- DATA
*** Block opens ***
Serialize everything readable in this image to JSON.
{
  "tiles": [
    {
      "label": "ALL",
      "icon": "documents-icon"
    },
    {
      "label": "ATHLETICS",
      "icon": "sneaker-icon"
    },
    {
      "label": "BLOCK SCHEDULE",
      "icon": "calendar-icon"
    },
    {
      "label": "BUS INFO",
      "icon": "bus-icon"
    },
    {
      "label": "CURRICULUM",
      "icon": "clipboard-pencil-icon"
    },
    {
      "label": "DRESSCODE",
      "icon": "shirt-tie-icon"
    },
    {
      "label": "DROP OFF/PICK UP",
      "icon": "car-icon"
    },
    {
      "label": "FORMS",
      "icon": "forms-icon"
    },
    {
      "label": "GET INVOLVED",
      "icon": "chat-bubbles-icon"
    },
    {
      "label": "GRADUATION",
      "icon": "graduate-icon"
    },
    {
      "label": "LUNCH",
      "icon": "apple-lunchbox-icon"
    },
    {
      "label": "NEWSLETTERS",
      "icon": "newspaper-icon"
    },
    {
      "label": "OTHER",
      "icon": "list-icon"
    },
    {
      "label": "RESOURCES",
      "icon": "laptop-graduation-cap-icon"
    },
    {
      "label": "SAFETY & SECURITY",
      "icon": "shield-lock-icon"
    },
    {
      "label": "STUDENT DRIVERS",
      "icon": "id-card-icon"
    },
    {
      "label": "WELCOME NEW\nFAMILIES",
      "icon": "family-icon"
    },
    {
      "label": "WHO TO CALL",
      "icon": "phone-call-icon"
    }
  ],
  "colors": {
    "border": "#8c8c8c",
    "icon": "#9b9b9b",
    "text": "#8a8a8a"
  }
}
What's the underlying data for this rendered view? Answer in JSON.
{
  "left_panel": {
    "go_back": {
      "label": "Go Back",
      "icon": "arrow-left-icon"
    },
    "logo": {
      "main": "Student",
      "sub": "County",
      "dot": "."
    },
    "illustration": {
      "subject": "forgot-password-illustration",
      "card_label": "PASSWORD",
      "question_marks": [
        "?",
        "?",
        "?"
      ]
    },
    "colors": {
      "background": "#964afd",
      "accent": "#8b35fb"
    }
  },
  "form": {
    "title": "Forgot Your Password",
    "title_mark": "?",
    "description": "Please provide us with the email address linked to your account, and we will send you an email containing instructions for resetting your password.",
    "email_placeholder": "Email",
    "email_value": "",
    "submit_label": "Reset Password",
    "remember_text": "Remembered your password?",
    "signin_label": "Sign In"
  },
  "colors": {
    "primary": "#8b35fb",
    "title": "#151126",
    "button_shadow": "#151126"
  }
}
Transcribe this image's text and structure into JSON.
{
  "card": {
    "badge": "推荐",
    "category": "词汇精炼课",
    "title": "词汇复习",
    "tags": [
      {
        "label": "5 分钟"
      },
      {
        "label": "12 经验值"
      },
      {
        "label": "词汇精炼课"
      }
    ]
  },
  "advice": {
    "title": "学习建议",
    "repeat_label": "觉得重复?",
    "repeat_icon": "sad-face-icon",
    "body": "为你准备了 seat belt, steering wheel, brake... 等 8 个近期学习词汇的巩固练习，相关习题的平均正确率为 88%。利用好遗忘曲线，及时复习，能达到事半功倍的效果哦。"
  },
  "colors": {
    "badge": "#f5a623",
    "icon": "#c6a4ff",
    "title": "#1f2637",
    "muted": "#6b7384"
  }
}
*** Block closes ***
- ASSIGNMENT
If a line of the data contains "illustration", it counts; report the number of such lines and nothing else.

- FINISHED TASK
2